Bosch is officially pulling out of Slovakia, winding down existing production and canceling expansion plans. That expansion was announced in 2022 and was supposed to add at least 4,000 jobs to the Prešov region; Bosch blames a lack of demand for electric bikes, while local politicians point fingers at each other.

New York City is planning to add curbside charging stations for electric cars to many streets starting in 2025. That sounds like positive news for electrification, but it could have devastating effects on micromobility by committing too much curb space to large vehicles. Once chargers are in place it becomes very difficult to add protected bike lanes, for example.

📡 New Webinar Alert…

Our next webinar is coming up soon, and for anyone seeking to understand how micromobility uptake will reshape our cities, it’s a can’t miss…

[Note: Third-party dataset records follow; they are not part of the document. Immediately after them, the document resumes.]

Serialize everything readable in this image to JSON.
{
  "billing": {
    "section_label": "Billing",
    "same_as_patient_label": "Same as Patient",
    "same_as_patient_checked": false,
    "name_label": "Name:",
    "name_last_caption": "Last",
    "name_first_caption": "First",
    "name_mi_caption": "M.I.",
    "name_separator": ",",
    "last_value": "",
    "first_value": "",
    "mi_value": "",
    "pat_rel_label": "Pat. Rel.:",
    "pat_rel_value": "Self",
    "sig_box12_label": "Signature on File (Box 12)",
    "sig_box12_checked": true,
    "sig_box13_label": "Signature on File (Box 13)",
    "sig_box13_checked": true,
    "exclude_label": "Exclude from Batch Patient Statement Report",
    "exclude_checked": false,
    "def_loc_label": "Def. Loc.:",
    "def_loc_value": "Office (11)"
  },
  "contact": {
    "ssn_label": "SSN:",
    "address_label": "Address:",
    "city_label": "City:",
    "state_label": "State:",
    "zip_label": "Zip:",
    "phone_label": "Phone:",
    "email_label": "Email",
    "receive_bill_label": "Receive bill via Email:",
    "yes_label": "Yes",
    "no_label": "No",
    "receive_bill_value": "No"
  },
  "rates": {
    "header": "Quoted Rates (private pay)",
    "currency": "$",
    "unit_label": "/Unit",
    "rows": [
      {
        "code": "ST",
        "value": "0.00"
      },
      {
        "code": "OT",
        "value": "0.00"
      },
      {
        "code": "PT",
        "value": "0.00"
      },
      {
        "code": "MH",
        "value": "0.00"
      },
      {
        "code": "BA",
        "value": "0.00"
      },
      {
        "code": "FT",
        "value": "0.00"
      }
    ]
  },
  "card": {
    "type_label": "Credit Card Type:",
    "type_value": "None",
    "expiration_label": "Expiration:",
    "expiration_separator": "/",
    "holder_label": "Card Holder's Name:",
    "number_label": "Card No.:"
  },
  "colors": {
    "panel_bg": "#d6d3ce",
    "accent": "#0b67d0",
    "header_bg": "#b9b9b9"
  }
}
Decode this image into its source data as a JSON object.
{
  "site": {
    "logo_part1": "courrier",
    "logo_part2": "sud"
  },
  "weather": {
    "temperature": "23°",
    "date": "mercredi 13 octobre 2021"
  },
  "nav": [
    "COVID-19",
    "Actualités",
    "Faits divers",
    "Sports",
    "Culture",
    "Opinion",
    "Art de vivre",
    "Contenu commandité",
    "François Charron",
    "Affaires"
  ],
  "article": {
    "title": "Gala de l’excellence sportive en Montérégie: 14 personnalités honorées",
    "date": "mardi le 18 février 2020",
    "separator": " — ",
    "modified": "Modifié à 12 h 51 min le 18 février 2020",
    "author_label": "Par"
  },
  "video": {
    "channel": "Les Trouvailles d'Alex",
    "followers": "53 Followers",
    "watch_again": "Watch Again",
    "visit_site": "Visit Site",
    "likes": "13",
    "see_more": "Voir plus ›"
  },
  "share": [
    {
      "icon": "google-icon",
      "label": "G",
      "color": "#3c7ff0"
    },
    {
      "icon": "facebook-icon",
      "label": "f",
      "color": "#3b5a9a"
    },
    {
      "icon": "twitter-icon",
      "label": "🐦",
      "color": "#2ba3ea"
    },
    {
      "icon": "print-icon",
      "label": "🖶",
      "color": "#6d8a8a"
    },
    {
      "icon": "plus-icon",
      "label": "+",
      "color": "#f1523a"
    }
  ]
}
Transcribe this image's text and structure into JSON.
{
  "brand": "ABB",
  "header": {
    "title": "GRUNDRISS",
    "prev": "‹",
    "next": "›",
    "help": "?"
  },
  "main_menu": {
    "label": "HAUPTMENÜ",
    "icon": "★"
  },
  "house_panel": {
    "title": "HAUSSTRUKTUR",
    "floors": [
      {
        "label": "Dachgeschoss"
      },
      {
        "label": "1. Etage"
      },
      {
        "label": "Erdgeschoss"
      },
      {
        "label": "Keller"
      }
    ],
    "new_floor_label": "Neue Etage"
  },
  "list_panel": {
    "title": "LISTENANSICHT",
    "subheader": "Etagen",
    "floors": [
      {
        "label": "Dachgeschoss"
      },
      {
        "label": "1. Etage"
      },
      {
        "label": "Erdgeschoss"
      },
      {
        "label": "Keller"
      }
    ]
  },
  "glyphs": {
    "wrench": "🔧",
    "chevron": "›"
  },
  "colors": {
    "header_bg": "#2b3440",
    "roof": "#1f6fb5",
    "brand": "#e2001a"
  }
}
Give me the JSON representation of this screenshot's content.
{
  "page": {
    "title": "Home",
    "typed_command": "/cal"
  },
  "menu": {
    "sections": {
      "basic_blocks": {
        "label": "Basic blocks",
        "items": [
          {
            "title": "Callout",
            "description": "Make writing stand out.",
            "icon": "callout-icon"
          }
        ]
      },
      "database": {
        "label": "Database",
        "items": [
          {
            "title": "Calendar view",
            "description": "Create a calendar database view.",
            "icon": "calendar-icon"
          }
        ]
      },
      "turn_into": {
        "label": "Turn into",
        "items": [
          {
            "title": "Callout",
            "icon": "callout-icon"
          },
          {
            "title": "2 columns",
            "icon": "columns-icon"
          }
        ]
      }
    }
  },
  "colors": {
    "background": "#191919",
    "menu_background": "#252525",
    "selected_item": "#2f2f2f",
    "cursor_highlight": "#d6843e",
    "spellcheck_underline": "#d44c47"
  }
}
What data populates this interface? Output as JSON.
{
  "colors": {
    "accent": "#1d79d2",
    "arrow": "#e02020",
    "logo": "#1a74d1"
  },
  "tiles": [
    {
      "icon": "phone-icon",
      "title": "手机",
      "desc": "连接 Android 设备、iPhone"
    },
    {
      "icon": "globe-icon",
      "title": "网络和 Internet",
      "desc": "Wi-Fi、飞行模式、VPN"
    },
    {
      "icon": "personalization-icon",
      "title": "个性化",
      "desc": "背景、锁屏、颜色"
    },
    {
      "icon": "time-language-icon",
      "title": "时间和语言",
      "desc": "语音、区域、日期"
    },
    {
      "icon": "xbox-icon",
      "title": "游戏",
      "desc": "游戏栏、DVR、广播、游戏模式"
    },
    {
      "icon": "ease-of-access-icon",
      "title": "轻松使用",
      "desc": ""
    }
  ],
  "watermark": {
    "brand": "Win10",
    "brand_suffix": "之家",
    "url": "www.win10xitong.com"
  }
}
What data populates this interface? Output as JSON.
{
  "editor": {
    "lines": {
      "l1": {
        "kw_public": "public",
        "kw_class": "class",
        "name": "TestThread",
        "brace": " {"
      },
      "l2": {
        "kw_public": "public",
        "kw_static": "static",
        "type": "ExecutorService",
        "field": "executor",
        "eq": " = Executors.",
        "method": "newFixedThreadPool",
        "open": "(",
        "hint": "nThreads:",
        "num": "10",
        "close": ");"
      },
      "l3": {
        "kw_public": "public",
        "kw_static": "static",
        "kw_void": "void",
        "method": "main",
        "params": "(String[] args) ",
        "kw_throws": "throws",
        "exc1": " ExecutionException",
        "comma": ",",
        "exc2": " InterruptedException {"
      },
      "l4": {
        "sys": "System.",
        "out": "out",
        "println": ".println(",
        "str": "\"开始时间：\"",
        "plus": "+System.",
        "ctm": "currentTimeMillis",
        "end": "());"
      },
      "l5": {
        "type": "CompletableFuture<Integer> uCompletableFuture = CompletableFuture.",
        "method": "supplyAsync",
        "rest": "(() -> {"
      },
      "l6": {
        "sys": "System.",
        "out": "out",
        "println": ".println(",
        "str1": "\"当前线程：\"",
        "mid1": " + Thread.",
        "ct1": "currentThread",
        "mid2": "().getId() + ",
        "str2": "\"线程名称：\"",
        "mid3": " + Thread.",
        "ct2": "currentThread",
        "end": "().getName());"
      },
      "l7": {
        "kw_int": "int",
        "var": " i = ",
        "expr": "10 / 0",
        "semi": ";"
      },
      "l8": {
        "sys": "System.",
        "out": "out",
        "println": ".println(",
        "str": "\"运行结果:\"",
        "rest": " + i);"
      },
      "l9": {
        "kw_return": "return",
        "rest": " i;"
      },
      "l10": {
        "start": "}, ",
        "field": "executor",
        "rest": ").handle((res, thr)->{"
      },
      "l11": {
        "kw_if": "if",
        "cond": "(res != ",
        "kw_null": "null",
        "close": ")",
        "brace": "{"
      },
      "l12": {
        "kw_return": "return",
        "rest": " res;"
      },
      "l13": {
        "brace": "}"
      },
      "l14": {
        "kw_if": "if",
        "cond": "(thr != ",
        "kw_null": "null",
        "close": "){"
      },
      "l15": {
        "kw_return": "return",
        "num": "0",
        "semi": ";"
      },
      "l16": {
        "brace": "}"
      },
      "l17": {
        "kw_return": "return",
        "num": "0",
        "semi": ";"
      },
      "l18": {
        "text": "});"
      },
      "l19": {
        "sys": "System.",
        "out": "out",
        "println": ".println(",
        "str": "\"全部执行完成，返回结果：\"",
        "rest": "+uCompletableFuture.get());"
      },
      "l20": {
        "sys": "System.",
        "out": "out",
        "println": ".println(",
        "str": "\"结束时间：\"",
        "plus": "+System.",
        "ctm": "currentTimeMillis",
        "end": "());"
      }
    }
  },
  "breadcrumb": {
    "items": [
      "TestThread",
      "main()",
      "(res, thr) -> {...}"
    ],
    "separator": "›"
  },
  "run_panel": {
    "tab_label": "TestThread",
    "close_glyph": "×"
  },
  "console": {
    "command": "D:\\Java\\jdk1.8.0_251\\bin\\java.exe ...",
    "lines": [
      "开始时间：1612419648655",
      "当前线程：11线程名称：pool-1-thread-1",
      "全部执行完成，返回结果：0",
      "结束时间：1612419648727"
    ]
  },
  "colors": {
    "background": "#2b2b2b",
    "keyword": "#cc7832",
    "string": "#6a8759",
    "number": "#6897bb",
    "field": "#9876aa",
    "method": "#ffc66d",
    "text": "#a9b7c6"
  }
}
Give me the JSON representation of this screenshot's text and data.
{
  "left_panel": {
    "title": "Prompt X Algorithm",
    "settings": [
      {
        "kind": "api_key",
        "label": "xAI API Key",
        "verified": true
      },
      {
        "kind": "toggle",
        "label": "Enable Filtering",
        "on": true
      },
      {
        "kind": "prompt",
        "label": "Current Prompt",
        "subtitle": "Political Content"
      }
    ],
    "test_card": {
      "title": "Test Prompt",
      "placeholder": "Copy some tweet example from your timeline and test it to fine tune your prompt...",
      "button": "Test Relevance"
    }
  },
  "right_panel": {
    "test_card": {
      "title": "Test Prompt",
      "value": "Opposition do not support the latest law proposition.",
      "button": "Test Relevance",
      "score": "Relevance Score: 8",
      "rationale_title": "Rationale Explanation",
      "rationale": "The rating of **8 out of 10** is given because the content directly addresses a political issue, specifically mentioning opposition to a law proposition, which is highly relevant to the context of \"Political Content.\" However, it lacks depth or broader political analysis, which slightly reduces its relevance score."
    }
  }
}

Our own Horace Dediu—coiner of the term “micromobility”—will be joined by Kersten Heineke and Darius Scurtu at McKinsey & Company to explore how the mobility shift from private cars to traditional and electric bicycles could help cities to achieve their mobility targets. They will explain how such a shift might impact urban mobility and social welfare, and take a deeper look at current consumer sentiment.

Last week we shared how the cost of cars is outpacing inflation by a hefty margin. A new report by J.D. Power shows that cars are also becoming less dependable, with increased problems reported for two-thirds of major brands. Electric vehicles are also the most problematic, with infotainment-console-related problems topping the list.

India-based Yula, a shared micromobility provider, has raised $19.25M in equity funding, provided by existing investors Magna and Bajaj auto. The company plans to expand its fleet of electric two-wheelers and add new areas of operation. A Series C round is expected later this year.

Electric rickshaws accounted for 54% of the three-wheeler market in India last year, representing significant growth over the last decade (just 12 were sold in 2014). The EV takeover in India is gaining momentum, with the most potential growth in the two-wheeler sector (which represents over 70% of all vehicle sales).

EV and ICE sales by vehicle type (Photo credit: Bloomberg)

Asia’s progress forms a stark contrast with Europe and the US, where decades of car-centric planning has created a more challenging environment for micromobility to take root. Augustin Friedel provides excellent insights into the differences between the East and West in this writeup.

Somerset will be home to a new gigafactory for Tata, manufacturing batteries for both cars and motorcycles. It will be the largest such factory in Europe and create roughly 4,000 jobs, but construction isn’t slated to start until 2026 with full capacity projected for the 2030s.

London-based Delivery Mates delivered 2.5 million parcels via cargo e-bikes in 2023. Now the company is considering the use of electric water shuttles, which can transport cargo to the city center and eliminate the use of trucks on London’s congested roadways.

Urban delivery chain evolution (Photo credit: ZAG Daily)

Vietnam’s reliance on motorcycles represents a huge opportunity for electrification, and Samsung SDI is getting in on the action with plans to manufacture batteries for motorcycle swap stations. This is part of a partnership with Selex Motors, a motorcycle manufacturer that currently operates 50 such swap stations.

Battery swapping also continues to grow in India with a new strategic partnership between Quantum Energy and Battery Smart. This will enable Quantum’s commercial moped fleets to use Battery Smart’s swapping network, which has nearly 1,000 stations across 25 cities.

Iconic e-moto maker Cake declared bankruptcy in February, and has now been thrown a lifeline in the form of acquisition by Espen Digernes, the CEO of a car dealership in Norway. This acquisition primarily concerns the brand’s assets in Sweden; it’s unclear how it will affect Cake properties in other countries—or previous employees who are still waiting to be paid.